EXTRACTED INFORMATION: Begin
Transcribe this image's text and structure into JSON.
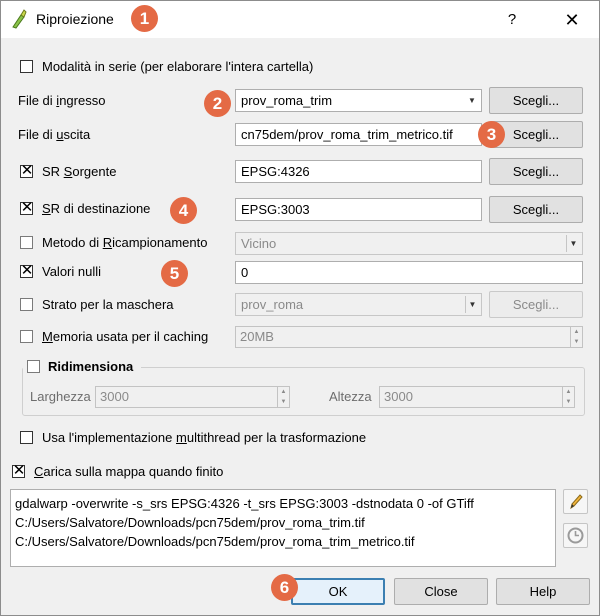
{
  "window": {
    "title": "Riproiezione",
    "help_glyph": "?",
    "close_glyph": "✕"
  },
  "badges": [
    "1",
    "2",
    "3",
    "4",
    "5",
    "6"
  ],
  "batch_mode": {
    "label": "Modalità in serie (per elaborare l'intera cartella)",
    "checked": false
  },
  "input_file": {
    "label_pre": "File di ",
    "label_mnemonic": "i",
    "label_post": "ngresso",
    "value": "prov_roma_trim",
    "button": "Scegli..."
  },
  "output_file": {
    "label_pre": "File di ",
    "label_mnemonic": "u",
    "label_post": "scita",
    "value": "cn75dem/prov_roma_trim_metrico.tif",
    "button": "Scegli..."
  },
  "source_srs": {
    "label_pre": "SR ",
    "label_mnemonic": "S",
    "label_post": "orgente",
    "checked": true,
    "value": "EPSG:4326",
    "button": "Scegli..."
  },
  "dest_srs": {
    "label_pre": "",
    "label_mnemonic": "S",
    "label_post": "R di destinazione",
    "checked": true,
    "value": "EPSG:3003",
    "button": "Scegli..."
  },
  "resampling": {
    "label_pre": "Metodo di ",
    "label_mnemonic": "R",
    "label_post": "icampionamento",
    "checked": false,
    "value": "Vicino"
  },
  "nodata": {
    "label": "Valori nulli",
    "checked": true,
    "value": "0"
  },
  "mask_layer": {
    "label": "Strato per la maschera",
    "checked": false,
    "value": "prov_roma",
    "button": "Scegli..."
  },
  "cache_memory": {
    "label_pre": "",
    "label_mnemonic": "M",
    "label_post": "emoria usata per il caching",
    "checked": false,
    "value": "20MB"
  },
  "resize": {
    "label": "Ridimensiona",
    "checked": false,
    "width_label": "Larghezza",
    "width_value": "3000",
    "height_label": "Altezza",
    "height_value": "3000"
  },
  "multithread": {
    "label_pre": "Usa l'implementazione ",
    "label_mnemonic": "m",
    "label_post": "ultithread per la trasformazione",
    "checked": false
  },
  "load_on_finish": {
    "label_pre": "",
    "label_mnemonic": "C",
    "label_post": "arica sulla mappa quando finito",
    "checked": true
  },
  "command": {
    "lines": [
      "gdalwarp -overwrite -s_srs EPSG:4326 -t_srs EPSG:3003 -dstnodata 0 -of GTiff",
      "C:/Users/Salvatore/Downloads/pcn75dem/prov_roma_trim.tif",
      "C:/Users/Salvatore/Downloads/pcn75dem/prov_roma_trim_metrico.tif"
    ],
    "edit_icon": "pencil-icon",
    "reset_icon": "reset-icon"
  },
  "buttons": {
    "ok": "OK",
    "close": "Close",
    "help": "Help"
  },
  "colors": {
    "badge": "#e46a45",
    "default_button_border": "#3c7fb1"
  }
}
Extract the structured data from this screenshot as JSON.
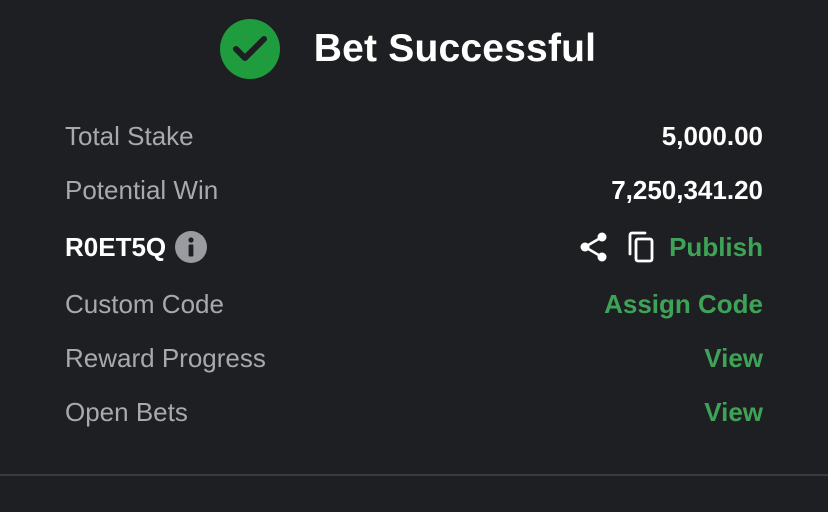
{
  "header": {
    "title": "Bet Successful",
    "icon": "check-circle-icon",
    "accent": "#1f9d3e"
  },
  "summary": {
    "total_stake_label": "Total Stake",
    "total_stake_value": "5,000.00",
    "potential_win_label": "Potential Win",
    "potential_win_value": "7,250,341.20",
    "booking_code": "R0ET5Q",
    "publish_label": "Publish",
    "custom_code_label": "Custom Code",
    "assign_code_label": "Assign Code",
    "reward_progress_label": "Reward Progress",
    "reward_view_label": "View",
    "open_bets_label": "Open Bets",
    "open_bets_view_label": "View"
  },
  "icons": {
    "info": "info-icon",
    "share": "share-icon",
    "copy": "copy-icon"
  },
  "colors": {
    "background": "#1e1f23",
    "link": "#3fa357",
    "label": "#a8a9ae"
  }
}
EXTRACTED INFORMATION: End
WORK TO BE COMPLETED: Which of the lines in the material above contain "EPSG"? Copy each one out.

OUTPUT FOR THIS EXERCISE:
    "value": "EPSG:4326",
    "value": "EPSG:3003",
      "gdalwarp -overwrite -s_srs EPSG:4326 -t_srs EPSG:3003 -dstnodata 0 -of GTiff",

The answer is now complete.